Sunday, 5 February 2017

Review - 'Legends of Tomorrow', S02E10 - 'The Legion of Doom'

This episode of Legends of Tomorrow features an primary plot-line which, at a glance, feels very conventional. Here, we have a fractured group of reluctant allies overcoming their differences as they learn to trust each other, and work together. It is, of course, a basic narrative arc that is covered quite often in these sorts of shows. It even served as the basis for the first few episodes of Legends of Tomorrow. The main difference here, of course, is that the focus isn't on our team of wildly varied heroes (since, despite some occasional issues, they have more or less cemented themselves as an effective team). Instead, the true focus of this episode is on the season's antagonists – the villainous trio known as the Legion of Doom.
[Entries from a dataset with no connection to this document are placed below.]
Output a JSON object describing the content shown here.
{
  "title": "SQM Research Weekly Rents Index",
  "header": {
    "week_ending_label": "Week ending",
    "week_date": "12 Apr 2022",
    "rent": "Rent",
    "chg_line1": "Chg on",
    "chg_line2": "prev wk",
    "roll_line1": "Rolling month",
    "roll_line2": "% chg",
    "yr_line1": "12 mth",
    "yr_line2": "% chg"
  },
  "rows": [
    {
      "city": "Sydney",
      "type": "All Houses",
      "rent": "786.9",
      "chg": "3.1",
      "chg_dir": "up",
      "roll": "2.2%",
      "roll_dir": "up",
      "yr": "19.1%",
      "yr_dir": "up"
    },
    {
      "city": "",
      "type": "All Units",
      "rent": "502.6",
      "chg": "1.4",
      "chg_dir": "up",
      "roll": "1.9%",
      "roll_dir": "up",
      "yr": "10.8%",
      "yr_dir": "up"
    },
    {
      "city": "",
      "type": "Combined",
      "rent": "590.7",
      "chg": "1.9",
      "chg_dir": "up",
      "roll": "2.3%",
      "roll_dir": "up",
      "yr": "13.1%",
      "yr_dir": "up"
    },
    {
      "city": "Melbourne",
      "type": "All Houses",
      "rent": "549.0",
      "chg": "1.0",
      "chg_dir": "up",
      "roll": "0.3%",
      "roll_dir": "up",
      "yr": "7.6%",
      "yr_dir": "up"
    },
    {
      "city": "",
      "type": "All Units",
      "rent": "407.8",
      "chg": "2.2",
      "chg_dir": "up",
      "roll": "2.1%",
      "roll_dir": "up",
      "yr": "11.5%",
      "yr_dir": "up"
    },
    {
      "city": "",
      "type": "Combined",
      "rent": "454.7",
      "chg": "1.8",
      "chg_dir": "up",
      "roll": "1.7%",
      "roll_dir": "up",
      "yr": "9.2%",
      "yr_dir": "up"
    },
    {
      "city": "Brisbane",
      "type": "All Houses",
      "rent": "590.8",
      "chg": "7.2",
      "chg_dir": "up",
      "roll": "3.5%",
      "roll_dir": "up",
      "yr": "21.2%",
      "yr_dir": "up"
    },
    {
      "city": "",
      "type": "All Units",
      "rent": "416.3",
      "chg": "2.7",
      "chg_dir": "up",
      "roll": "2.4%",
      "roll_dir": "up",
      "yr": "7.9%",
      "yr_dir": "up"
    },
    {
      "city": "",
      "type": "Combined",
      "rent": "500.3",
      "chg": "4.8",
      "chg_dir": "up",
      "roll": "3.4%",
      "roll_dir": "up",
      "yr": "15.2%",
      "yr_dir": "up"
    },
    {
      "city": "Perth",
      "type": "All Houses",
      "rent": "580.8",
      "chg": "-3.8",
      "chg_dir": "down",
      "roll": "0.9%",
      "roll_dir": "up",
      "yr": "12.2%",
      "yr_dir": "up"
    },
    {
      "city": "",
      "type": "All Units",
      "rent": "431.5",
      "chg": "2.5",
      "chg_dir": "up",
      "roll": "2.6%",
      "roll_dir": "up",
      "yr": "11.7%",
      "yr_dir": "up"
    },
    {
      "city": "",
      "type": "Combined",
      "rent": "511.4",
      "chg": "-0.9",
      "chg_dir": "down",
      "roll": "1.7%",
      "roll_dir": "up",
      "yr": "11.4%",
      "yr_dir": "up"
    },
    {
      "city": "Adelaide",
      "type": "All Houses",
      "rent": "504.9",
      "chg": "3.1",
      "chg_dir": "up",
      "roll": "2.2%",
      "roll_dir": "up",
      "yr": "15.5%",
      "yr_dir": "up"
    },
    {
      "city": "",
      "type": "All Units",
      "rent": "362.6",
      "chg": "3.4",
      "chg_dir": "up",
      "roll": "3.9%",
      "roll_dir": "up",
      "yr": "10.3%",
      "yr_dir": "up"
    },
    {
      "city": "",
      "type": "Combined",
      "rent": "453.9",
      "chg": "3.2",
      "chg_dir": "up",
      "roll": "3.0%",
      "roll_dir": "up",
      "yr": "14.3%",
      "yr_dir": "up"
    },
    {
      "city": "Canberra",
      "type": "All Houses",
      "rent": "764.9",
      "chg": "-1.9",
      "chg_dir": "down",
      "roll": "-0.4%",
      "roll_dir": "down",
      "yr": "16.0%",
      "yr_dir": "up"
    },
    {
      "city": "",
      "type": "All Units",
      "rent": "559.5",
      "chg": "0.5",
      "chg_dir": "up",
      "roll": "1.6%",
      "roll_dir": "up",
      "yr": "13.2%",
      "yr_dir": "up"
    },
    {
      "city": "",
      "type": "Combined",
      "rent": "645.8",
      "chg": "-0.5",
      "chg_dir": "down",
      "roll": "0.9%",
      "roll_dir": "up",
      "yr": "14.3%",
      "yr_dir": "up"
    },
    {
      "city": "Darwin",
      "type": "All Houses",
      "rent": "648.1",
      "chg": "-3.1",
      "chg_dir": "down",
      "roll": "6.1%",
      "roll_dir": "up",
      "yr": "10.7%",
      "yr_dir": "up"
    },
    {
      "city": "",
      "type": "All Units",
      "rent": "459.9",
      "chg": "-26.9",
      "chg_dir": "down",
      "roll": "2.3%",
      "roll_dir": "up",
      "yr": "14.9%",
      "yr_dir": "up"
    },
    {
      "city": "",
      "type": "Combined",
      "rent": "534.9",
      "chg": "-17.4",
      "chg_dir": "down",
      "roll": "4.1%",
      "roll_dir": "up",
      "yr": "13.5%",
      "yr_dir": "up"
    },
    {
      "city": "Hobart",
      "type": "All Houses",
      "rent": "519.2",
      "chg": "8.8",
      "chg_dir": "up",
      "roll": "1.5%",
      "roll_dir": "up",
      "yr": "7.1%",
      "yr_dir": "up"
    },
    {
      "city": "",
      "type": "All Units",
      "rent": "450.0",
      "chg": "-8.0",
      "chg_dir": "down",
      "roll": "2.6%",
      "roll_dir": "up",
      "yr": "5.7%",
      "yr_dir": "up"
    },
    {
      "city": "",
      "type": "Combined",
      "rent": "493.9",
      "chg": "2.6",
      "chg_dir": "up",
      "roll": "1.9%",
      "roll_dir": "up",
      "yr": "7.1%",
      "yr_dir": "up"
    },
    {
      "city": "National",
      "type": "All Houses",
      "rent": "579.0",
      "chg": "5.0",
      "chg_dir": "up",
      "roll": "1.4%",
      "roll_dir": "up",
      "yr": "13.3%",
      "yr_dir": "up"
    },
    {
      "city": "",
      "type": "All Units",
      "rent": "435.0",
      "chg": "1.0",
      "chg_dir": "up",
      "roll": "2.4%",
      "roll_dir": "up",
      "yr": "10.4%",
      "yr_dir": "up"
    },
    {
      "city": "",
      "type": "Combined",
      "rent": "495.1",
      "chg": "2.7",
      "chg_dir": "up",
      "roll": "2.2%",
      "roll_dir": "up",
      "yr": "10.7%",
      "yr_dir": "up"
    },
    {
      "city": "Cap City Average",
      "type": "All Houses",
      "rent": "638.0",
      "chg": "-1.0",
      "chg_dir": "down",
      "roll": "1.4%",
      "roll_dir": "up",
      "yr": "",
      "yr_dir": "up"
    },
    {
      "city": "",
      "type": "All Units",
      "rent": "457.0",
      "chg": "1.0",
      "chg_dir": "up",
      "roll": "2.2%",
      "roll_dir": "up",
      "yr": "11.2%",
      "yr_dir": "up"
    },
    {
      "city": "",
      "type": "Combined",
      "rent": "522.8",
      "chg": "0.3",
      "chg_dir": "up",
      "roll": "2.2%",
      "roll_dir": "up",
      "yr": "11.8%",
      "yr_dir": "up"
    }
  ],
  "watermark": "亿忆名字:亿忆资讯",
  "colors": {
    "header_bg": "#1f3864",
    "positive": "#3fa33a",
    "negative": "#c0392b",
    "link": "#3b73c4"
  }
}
With the Legion of Doom still set on getting discovering the location of the Spear of Destiny, but having lost the mystical compass that could direct them to its various pieces, the villainous trio are left with little option but to try to get the information out of their hostage, Rip Hunter. The only problem, of course, is that Rip's memories are gone – and, he still seems entirely convinced that he is actually amateur director, and recreational drug user, Phil Gasmer.

Review - 'The Flash', S03E11 - 'Dead or Alive'

The fact that Tom Cavanagh has actually played a completely different version of his character, Harrison Wells, on each season of The Flash has been one of the more entertaining aspects of the series, so far. Not only has it provided a great test of Tom Cavanagh's acting ability, but the team's somewhat absurd decision to actually reach out into the multiverse and recruit a new Harrison Wells, earlier in this season, actually managed to turn to whole idea into a genuinely entertaining running gag.

The third season's version of the character, Earth-19's H. R. Wells, may be a much more overtly comedic character than any previous version we have met, so far – but, over the past few episodes, we have also been able to learn enough about him for him to come across as genuinely likable, and even a little bit sympathetic.

Perhaps the most interesting aspect of H. R. Wells, in his time on the series, has been the way in which he seems deliberately designed to subvert expectations. With both the first season's disguised Eobard Thawne, and the second season's Harry, each entering the series harbouring their own dark secrets, the expectation was clearly there that H. R. Wells would prove to be the same – and yet, each time the the season has hinted at what this secret might be, it ultimately proved to be something entirely harmless. First, of course, was the reveal that he wasn't actually the genius scientist that the other Harrison Wells's have been – and was, instead, attempting to fake it as part of a desire to prove himself, and earn some genuine respect. Then, there was the moment when the team discovered that he had been recording information about them – which turned out to be research for a book that he was writing.

Wednesday, 1 February 2017

Review - 'Supergirl', S02E10 - 'We Can Be Heroes'

While it may still have its weak-points, the second season of Supergirl has still managed to feel like a fairly significant improvement over the first. There are many factors that have contributed to this, of course – but, the most important is clearly the increased emphasis that the season has placed on Kara's role as a superhero. The change in network may have been seen as a sign of failure by some viewers. But, it was also this very change that served as the catalyst for the improvements that have been made – so, it has become increasingly difficult to see it as a 'bad thing'.

The season's tenth episode represents a particularly interesting challenge for Supergirl, though – as it also sees the return of one of the first season's most disappointing villains, in the form of Livewire (Brit Morgan). Despite making two seperate appearances throughout the first season (one of which taking place on the otherwise very entertaining Supergirl/The Flash cross-over), Livewire never quite managed to feel like a fully-realised character, or a particularly credible threat. Instead, her 'shock jock turns super-villain' persona just came across as somewhat one-dimensional, and more than a little grating, to me (in much the same way that real-life 'shock jocks' often do, funnily enough).